STUDY MATERIAL section start

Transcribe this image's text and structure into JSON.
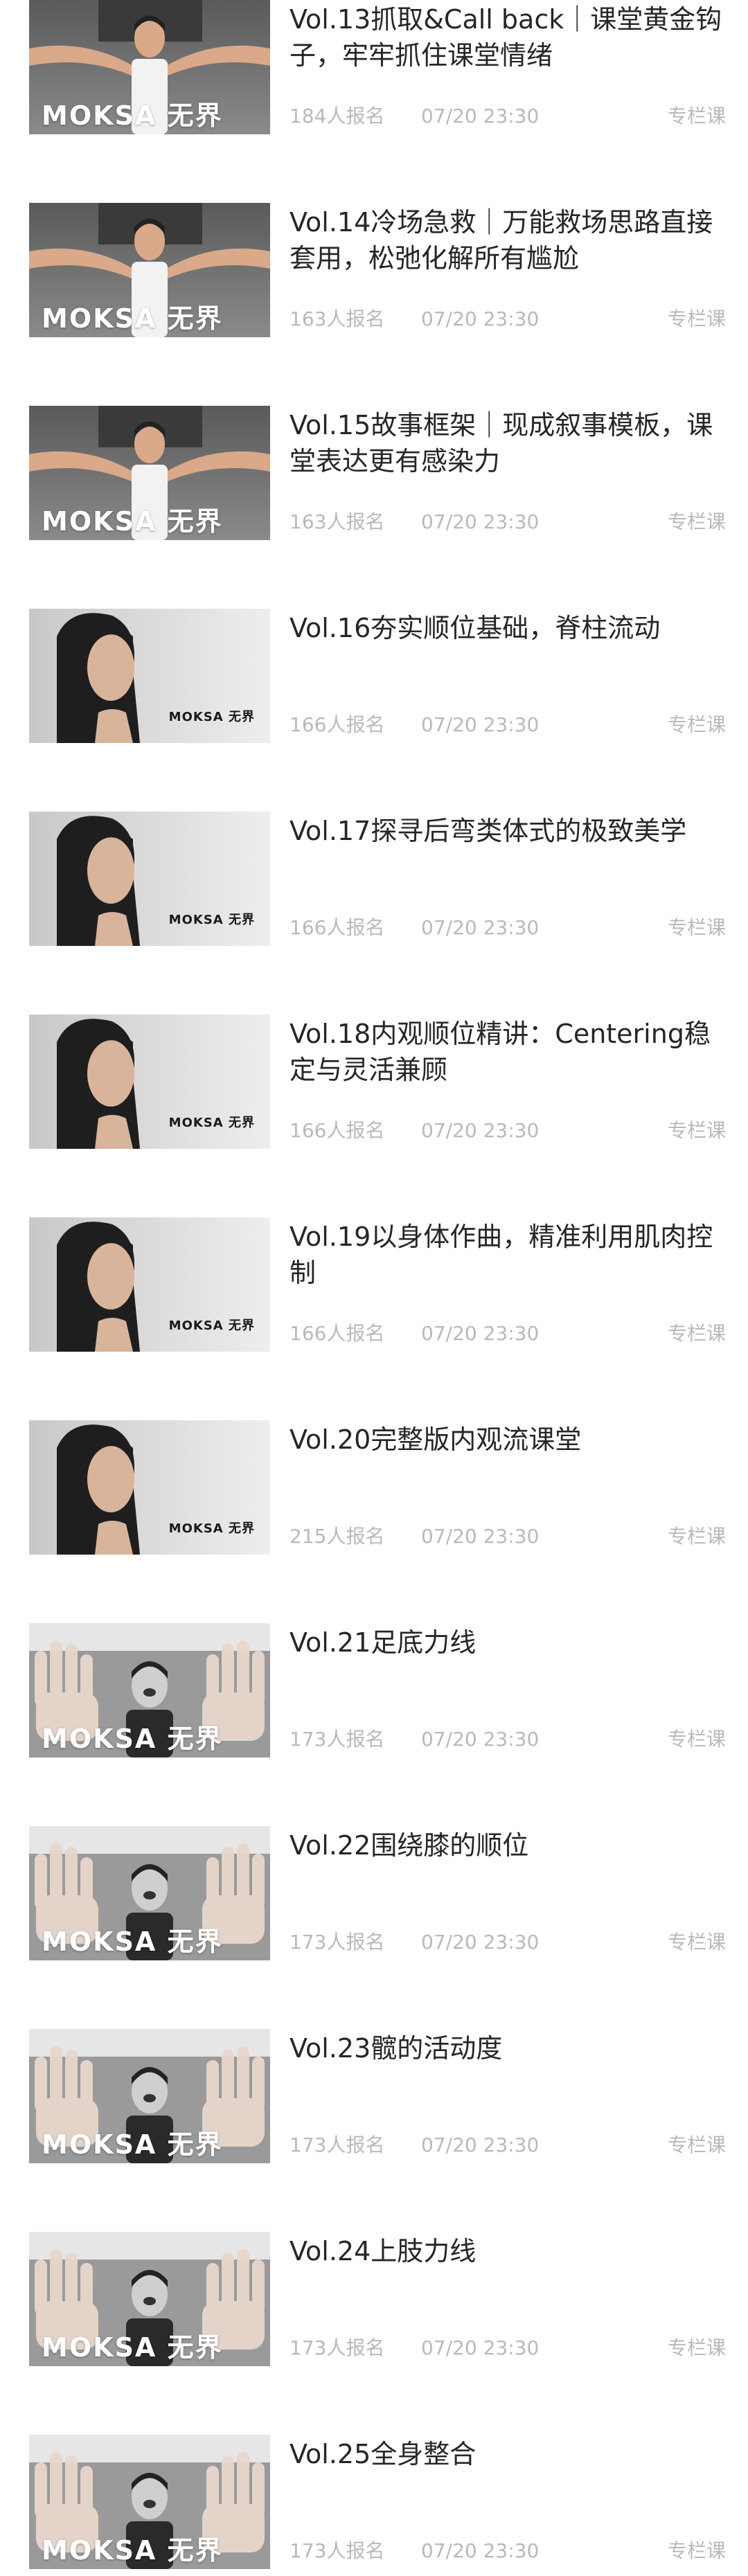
{
  "courses": [
    {
      "title": "Vol.13抓取&Call back｜课堂黄金钩子，牢牢抓住课堂情绪",
      "enrolled": "184人报名",
      "date": "07/20 23:30",
      "tag": "专栏课",
      "thumb": "arms",
      "brand": "MOKSA 无界"
    },
    {
      "title": "Vol.14冷场急救｜万能救场思路直接套用，松弛化解所有尴尬",
      "enrolled": "163人报名",
      "date": "07/20 23:30",
      "tag": "专栏课",
      "thumb": "arms",
      "brand": "MOKSA 无界"
    },
    {
      "title": "Vol.15故事框架｜现成叙事模板，课堂表达更有感染力",
      "enrolled": "163人报名",
      "date": "07/20 23:30",
      "tag": "专栏课",
      "thumb": "arms",
      "brand": "MOKSA 无界"
    },
    {
      "title": "Vol.16夯实顺位基础，脊柱流动",
      "enrolled": "166人报名",
      "date": "07/20 23:30",
      "tag": "专栏课",
      "thumb": "portrait",
      "brand": "MOKSA 无界"
    },
    {
      "title": "Vol.17探寻后弯类体式的极致美学",
      "enrolled": "166人报名",
      "date": "07/20 23:30",
      "tag": "专栏课",
      "thumb": "portrait",
      "brand": "MOKSA 无界"
    },
    {
      "title": "Vol.18内观顺位精讲：Centering稳定与灵活兼顾",
      "enrolled": "166人报名",
      "date": "07/20 23:30",
      "tag": "专栏课",
      "thumb": "portrait",
      "brand": "MOKSA 无界"
    },
    {
      "title": "Vol.19以身体作曲，精准利用肌肉控制",
      "enrolled": "166人报名",
      "date": "07/20 23:30",
      "tag": "专栏课",
      "thumb": "portrait",
      "brand": "MOKSA 无界"
    },
    {
      "title": "Vol.20完整版内观流课堂",
      "enrolled": "215人报名",
      "date": "07/20 23:30",
      "tag": "专栏课",
      "thumb": "portrait",
      "brand": "MOKSA 无界"
    },
    {
      "title": "Vol.21足底力线",
      "enrolled": "173人报名",
      "date": "07/20 23:30",
      "tag": "专栏课",
      "thumb": "hands",
      "brand": "MOKSA 无界"
    },
    {
      "title": "Vol.22围绕膝的顺位",
      "enrolled": "173人报名",
      "date": "07/20 23:30",
      "tag": "专栏课",
      "thumb": "hands",
      "brand": "MOKSA 无界"
    },
    {
      "title": "Vol.23髋的活动度",
      "enrolled": "173人报名",
      "date": "07/20 23:30",
      "tag": "专栏课",
      "thumb": "hands",
      "brand": "MOKSA 无界"
    },
    {
      "title": "Vol.24上肢力线",
      "enrolled": "173人报名",
      "date": "07/20 23:30",
      "tag": "专栏课",
      "thumb": "hands",
      "brand": "MOKSA 无界"
    },
    {
      "title": "Vol.25全身整合",
      "enrolled": "173人报名",
      "date": "07/20 23:30",
      "tag": "专栏课",
      "thumb": "hands",
      "brand": "MOKSA 无界"
    }
  ]
}
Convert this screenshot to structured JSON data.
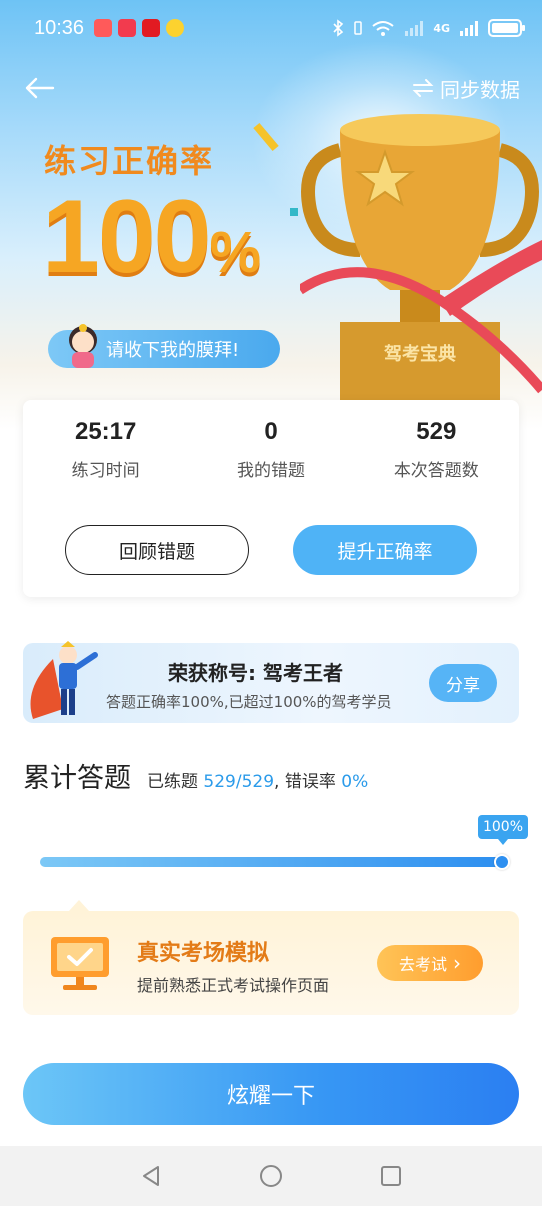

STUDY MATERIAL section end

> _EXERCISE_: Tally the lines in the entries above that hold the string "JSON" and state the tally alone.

> _ANSWER TO THIS TASK_: 2